Boeing has invested in Berkeley, California-based Cuberg, Inc., a start-up founded by former Stanford University researchers developing next-generation battery technology for potential aerospace and industrial applications.
Boeing HorizonX Ventures led the second seed investment round, which included a follow-on investment by HPC Energy Services, a Calgary-based integrated oil and gas product and service company that is looking to use the technology for downhole applications.
Cuberg developed an advanced battery cell that is designed to be a drop-in solution to existing large-scale battery manufacturing processes. It combines a lithium metal anode, proprietary electrolyte and high-voltage cathode to achieve high energy density and thermal durability.
The technology could be applied in areas where lithium-ion batteries are typically too heavy, such as battery-powered flight. Boeing has also invested in Zunum Aero, an electric-and-hybrid plane start-up.
"Cuberg's battery technology has some of the highest energy density we've seen in the marketplace, and its unique chemistries could prove to be a safe, stable solution for future electric air transportation," Steve Nordlund, vice-president of Boeing HorizonX, said in a statement.
Since it was established in 2015, Cuberg has grown with several rounds of financing and grant funding, and signed a multimillion-dollar joint development agreement with an industrial battery manufacturer.
Cuberg CEO Richard Wang is currently a member of the Cyclotron Road entrepreneurial research fellowship program located at Lawrence Berkeley National Laboratory. Cuberg was named one of the top seven startups in the U.S. Department of Energy's 2016 National Cleantech University Prize competition.

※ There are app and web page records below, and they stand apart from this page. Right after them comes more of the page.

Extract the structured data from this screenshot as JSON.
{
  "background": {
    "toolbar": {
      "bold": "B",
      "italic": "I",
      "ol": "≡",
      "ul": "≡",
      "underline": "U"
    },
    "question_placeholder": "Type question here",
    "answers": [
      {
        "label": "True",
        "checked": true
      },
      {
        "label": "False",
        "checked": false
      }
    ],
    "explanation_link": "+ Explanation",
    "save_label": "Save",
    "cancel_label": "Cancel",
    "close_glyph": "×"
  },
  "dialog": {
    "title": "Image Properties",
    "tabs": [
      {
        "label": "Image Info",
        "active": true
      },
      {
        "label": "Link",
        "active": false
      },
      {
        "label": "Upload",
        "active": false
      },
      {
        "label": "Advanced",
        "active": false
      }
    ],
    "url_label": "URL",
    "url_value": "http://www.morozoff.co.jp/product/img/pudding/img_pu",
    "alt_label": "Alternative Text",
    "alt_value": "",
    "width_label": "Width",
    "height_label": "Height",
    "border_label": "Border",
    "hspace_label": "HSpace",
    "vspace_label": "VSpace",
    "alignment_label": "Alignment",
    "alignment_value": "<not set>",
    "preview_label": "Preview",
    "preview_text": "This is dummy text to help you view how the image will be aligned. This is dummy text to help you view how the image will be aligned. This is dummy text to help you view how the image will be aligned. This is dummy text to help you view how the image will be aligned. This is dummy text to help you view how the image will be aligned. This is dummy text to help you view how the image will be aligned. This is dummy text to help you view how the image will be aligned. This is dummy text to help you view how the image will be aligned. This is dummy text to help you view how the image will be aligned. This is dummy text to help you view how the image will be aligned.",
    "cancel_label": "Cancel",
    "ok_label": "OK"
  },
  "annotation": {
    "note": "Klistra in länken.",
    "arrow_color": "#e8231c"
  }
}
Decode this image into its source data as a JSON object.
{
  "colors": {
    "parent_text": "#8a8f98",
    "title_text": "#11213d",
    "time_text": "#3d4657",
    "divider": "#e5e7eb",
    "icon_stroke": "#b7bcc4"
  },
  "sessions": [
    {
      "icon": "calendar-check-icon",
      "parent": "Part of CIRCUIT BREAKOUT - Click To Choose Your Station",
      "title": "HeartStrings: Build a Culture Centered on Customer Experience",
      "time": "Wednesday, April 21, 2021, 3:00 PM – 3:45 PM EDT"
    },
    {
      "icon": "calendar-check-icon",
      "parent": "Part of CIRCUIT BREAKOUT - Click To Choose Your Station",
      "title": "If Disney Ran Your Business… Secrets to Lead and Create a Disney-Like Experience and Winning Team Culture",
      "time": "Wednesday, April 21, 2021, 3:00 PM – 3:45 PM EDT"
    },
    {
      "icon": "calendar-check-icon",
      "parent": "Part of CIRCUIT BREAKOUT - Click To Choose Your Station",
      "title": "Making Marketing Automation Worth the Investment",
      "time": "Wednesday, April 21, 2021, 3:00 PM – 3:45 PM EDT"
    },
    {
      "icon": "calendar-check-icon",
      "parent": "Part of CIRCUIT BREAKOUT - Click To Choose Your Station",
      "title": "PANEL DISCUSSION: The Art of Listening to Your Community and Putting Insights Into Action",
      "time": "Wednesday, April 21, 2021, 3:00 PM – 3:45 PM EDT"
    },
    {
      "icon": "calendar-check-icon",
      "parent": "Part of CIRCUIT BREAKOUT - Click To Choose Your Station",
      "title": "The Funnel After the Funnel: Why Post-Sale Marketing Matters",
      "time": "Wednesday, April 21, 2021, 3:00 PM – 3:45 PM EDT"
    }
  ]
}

"We are excited to partner with the world's largest aerospace company to extend Cuberg's battery capabilities to help power the aerospace platforms of the future," said Wang. "With funding from Boeing, we will expand both our team and our research and development facilities to help customers integrate our batteries into their products, while also scaling up our technology to fully automated production."